In the culture and practice of the Roman Catholic Church - a Shrine to the Virgin Mary (or Marian shrine) is a shrine marking an apparition or other miracle ascribed to the Blessed Virgin Mary, or a site on which is centered a historically strong Marian devotion. Such locales are often the destination of pilgrimages.
Some of the largest shrines are due to reported Marian apparitions to young and simple people on remote hilltops that had hardly been heard of prior to the reported apparition. The case of Saint Juan Diego's reported vision of Our Lady of Guadalupe in 1531 is similar to the case of Saint Bernadette Soubirous's vision in 1858 of Our Lady of Lourdes. Both saints reported a miraculous Lady on a hilltop who asked them to request that the local priests build a chapel at the site of the vision. Both visions included a reference to roses and led to large churches being built at the sites. Like Our Lady of Guadalupe in Mexico, Our Lady of Lourdes is a major Catholic symbol in France. Both visionaries were eventually declared saints.

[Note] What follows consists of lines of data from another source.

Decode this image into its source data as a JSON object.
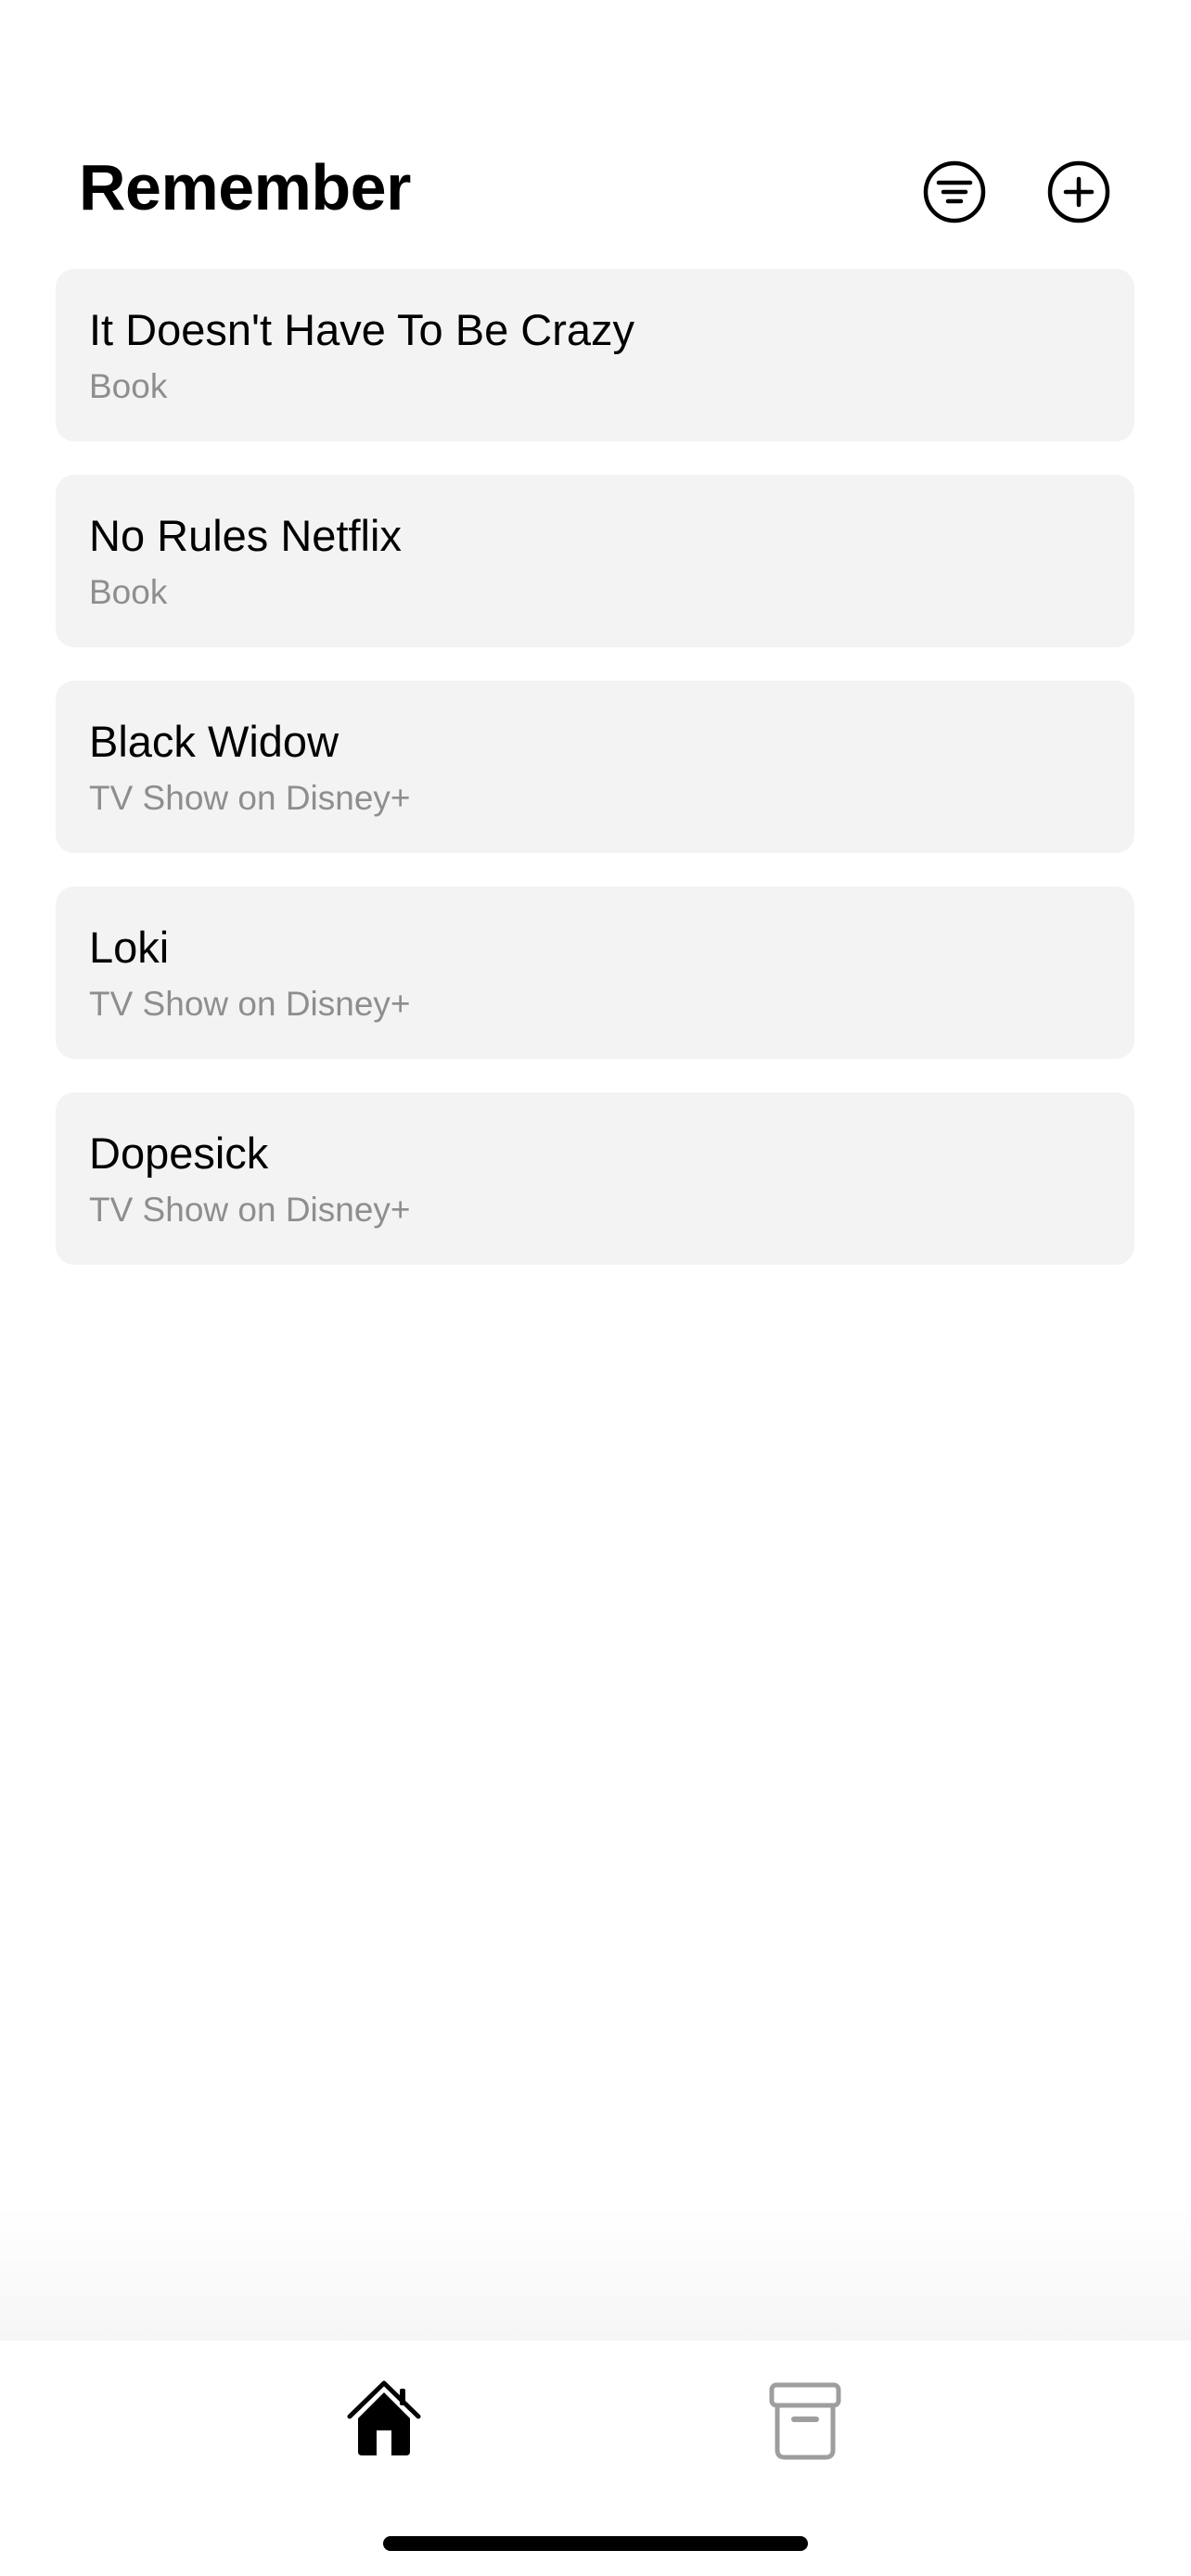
{
  "header": {
    "title": "Remember",
    "filter_icon": "filter-circle-icon",
    "add_icon": "plus-circle-icon"
  },
  "items": [
    {
      "title": "It Doesn't Have To Be Crazy",
      "subtitle": "Book"
    },
    {
      "title": "No Rules Netflix",
      "subtitle": "Book"
    },
    {
      "title": "Black Widow",
      "subtitle": "TV Show on Disney+"
    },
    {
      "title": "Loki",
      "subtitle": "TV Show on Disney+"
    },
    {
      "title": "Dopesick",
      "subtitle": "TV Show on Disney+"
    }
  ],
  "tabbar": {
    "tabs": [
      {
        "icon": "home-icon",
        "active": true
      },
      {
        "icon": "archive-icon",
        "active": false
      }
    ],
    "colors": {
      "active": "#000000",
      "inactive": "#9e9e9e"
    }
  },
  "colors": {
    "card_bg": "#f3f3f3",
    "subtitle": "#8e8e8e"
  }
}
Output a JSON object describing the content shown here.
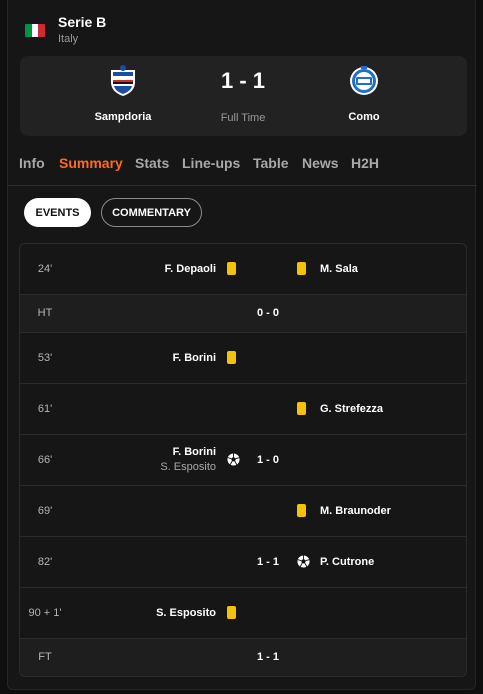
{
  "league": {
    "name": "Serie B",
    "country": "Italy",
    "flag_colors": [
      "#009246",
      "#ffffff",
      "#ce2b37"
    ]
  },
  "match": {
    "home_team": "Sampdoria",
    "away_team": "Como",
    "score": "1 - 1",
    "status": "Full Time",
    "home_crest_icon": "sampdoria-crest-icon",
    "away_crest_icon": "como-crest-icon"
  },
  "tabs": [
    {
      "label": "Info",
      "active": false
    },
    {
      "label": "Summary",
      "active": true
    },
    {
      "label": "Stats",
      "active": false
    },
    {
      "label": "Line-ups",
      "active": false
    },
    {
      "label": "Table",
      "active": false
    },
    {
      "label": "News",
      "active": false
    },
    {
      "label": "H2H",
      "active": false
    }
  ],
  "filters": {
    "events": "EVENTS",
    "commentary": "COMMENTARY"
  },
  "events": [
    {
      "minute": "24'",
      "home_player": "F. Depaoli",
      "home_icon": "yellow-card-icon",
      "away_player": "M. Sala",
      "away_icon": "yellow-card-icon"
    },
    {
      "minute": "HT",
      "score": "0 - 0"
    },
    {
      "minute": "53'",
      "home_player": "F. Borini",
      "home_icon": "yellow-card-icon"
    },
    {
      "minute": "61'",
      "away_player": "G. Strefezza",
      "away_icon": "yellow-card-icon"
    },
    {
      "minute": "66'",
      "home_player": "F. Borini",
      "home_assist": "S. Esposito",
      "home_icon": "goal-ball-icon",
      "score": "1 - 0"
    },
    {
      "minute": "69'",
      "away_player": "M. Braunoder",
      "away_icon": "yellow-card-icon"
    },
    {
      "minute": "82'",
      "score": "1 - 1",
      "away_player": "P. Cutrone",
      "away_icon": "goal-ball-icon"
    },
    {
      "minute": "90 + 1'",
      "home_player": "S. Esposito",
      "home_icon": "yellow-card-icon"
    },
    {
      "minute": "FT",
      "score": "1 - 1"
    }
  ],
  "colors": {
    "accent": "#ff6a1c",
    "yellow_card": "#f4c20d",
    "background": "#161616",
    "card_background": "#222222"
  }
}
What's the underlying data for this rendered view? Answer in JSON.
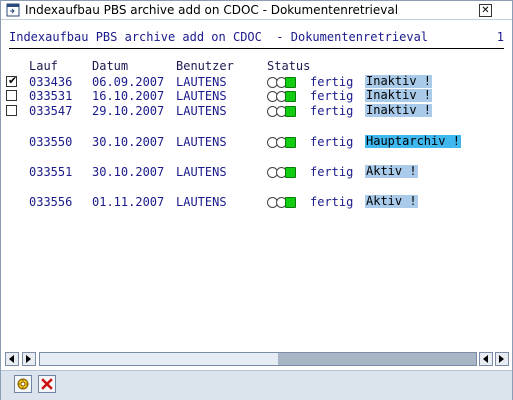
{
  "window": {
    "title": "Indexaufbau PBS archive add on CDOC - Dokumentenretrieval"
  },
  "report": {
    "heading": "Indexaufbau PBS archive add on CDOC  - Dokumentenretrieval",
    "page_number": "1",
    "columns": {
      "lauf": "Lauf",
      "datum": "Datum",
      "benutzer": "Benutzer",
      "status": "Status"
    },
    "rows": [
      {
        "checked": true,
        "has_checkbox": true,
        "lauf": "033436",
        "datum": "06.09.2007",
        "benutzer": "LAUTENS",
        "status": "fertig",
        "tag": "Inaktiv !",
        "tag_color": "#a9cbe9"
      },
      {
        "checked": false,
        "has_checkbox": true,
        "lauf": "033531",
        "datum": "16.10.2007",
        "benutzer": "LAUTENS",
        "status": "fertig",
        "tag": "Inaktiv !",
        "tag_color": "#a9cbe9"
      },
      {
        "checked": false,
        "has_checkbox": true,
        "lauf": "033547",
        "datum": "29.10.2007",
        "benutzer": "LAUTENS",
        "status": "fertig",
        "tag": "Inaktiv !",
        "tag_color": "#a9cbe9"
      },
      {
        "checked": false,
        "has_checkbox": false,
        "lauf": "033550",
        "datum": "30.10.2007",
        "benutzer": "LAUTENS",
        "status": "fertig",
        "tag": "Hauptarchiv !",
        "tag_color": "#3fb8f0"
      },
      {
        "checked": false,
        "has_checkbox": false,
        "lauf": "033551",
        "datum": "30.10.2007",
        "benutzer": "LAUTENS",
        "status": "fertig",
        "tag": "Aktiv !",
        "tag_color": "#a9cbe9"
      },
      {
        "checked": false,
        "has_checkbox": false,
        "lauf": "033556",
        "datum": "01.11.2007",
        "benutzer": "LAUTENS",
        "status": "fertig",
        "tag": "Aktiv !",
        "tag_color": "#a9cbe9"
      }
    ]
  },
  "traffic_light": {
    "off_color": "#ffffff",
    "on_color": "#11cc11"
  },
  "footer": {
    "buttons": [
      "continue-icon",
      "cancel-icon"
    ]
  }
}
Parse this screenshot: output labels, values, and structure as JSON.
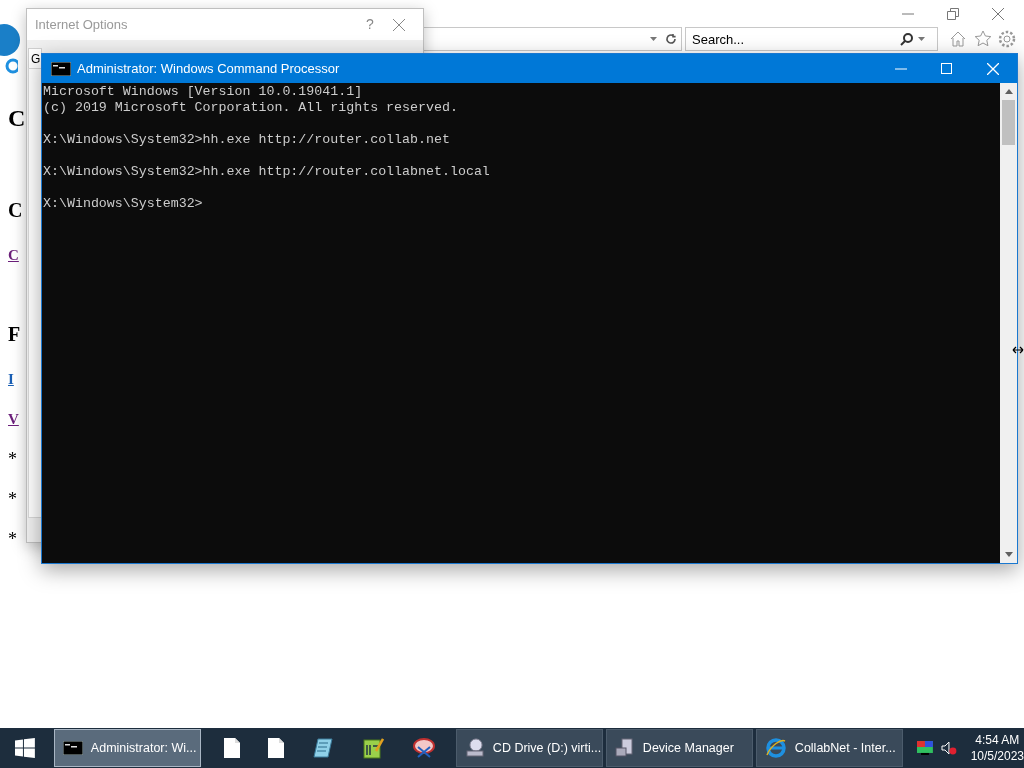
{
  "browser": {
    "search": {
      "placeholder": "Search..."
    },
    "page": [
      {
        "kind": "heading1",
        "text": "C"
      },
      {
        "kind": "heading2",
        "text": "C"
      },
      {
        "kind": "link",
        "text": "C",
        "visited": true
      },
      {
        "kind": "heading2",
        "text": "F"
      },
      {
        "kind": "link",
        "text": "I",
        "visited": false
      },
      {
        "kind": "link",
        "text": "V",
        "visited": true
      },
      {
        "kind": "bullet",
        "text": "*"
      },
      {
        "kind": "bullet",
        "text": "*"
      },
      {
        "kind": "bullet",
        "text": "*"
      }
    ]
  },
  "internet_options": {
    "title": "Internet Options",
    "help": "?",
    "tabs": [
      {
        "label": "G"
      }
    ]
  },
  "cmd": {
    "title": "Administrator: Windows Command Processor",
    "blocks": [
      [
        "Microsoft Windows [Version 10.0.19041.1]",
        "(c) 2019 Microsoft Corporation. All rights reserved."
      ],
      [
        "X:\\Windows\\System32>hh.exe http://router.collab.net"
      ],
      [
        "X:\\Windows\\System32>hh.exe http://router.collabnet.local"
      ],
      [
        "X:\\Windows\\System32>"
      ]
    ]
  },
  "taskbar": {
    "buttons": [
      {
        "label": "Administrator: Wi...",
        "selected": true
      },
      {
        "label": "CD Drive (D:) virti...",
        "selected": false
      },
      {
        "label": "Device Manager",
        "selected": false
      },
      {
        "label": "CollabNet - Inter...",
        "selected": false
      }
    ],
    "clock": {
      "time": "4:54 AM",
      "date": "10/5/2023"
    }
  }
}
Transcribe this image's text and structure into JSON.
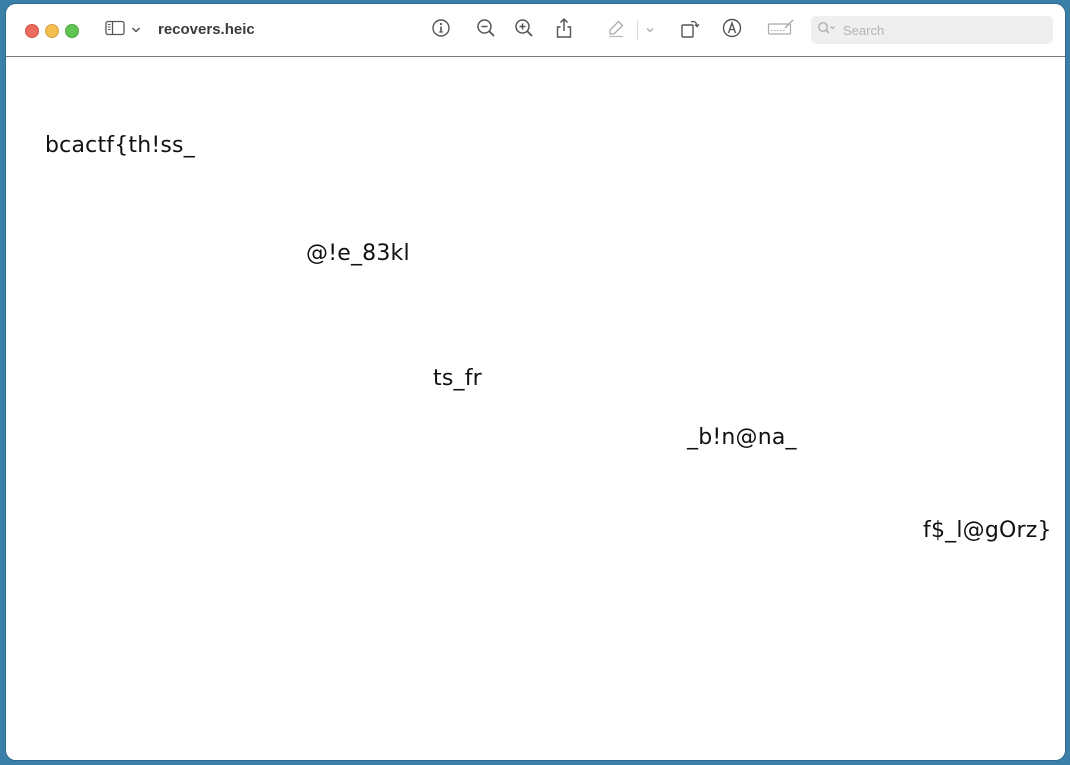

The number of pilgrims who visit some of these shrines every year can be significant. E.g. Lourdes with a population of around 15,000 people, receives about 5,000,000 pilgrims every year and within France only Paris has more hotel rooms than Lourdes. Over 1,000,000 pilgrims visit the Black Madonna statue in the Chapel of Grace in Altötting, Germany every year, where for more than 500 years miracles have been attributed to praying to the Virgin Mary at that shrine.